Find the lines of the material below that include the string "Protection", then copy each one.

=-=-=-=-=

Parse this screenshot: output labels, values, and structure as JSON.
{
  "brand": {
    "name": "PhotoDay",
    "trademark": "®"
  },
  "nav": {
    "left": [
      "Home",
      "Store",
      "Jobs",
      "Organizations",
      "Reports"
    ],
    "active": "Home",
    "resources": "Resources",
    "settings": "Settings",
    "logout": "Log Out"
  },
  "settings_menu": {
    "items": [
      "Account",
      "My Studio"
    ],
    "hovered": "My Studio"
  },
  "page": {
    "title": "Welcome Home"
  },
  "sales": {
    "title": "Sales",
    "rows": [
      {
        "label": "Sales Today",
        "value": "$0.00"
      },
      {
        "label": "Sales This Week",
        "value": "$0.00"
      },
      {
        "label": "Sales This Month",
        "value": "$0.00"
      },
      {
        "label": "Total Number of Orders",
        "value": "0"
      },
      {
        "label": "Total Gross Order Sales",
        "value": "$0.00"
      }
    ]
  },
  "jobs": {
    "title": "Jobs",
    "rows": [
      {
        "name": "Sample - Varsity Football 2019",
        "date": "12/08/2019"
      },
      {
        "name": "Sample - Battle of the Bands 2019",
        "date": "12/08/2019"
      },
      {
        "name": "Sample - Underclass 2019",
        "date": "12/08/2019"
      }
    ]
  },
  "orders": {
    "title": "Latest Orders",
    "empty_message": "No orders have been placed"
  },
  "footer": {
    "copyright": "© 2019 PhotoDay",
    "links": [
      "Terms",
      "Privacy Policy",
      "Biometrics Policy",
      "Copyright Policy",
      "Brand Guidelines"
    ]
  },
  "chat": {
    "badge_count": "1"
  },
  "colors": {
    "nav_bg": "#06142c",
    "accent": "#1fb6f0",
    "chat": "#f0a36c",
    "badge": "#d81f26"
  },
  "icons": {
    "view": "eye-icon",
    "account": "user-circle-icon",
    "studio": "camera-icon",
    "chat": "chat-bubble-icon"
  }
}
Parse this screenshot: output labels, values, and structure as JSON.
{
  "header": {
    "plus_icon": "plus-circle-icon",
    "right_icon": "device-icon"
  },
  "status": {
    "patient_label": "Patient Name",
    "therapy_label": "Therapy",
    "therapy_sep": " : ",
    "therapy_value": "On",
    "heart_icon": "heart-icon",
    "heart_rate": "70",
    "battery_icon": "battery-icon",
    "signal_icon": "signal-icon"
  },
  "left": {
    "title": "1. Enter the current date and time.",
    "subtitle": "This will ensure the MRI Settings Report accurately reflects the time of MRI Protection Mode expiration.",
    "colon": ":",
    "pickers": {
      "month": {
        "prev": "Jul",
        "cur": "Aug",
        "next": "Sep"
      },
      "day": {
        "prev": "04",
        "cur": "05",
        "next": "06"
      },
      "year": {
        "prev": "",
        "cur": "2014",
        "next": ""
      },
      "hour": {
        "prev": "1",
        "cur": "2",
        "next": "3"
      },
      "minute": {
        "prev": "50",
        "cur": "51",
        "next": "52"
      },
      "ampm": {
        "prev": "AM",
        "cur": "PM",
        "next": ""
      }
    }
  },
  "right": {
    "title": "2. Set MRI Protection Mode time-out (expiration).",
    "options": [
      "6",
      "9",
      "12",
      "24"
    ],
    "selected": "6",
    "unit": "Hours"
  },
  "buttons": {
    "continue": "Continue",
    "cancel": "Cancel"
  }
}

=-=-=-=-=

§ Exercise output:
    "subtitle": "This will ensure the MRI Settings Report accurately reflects the time of MRI Protection Mode expiration.",
    "title": "2. Set MRI Protection Mode time-out (expiration).",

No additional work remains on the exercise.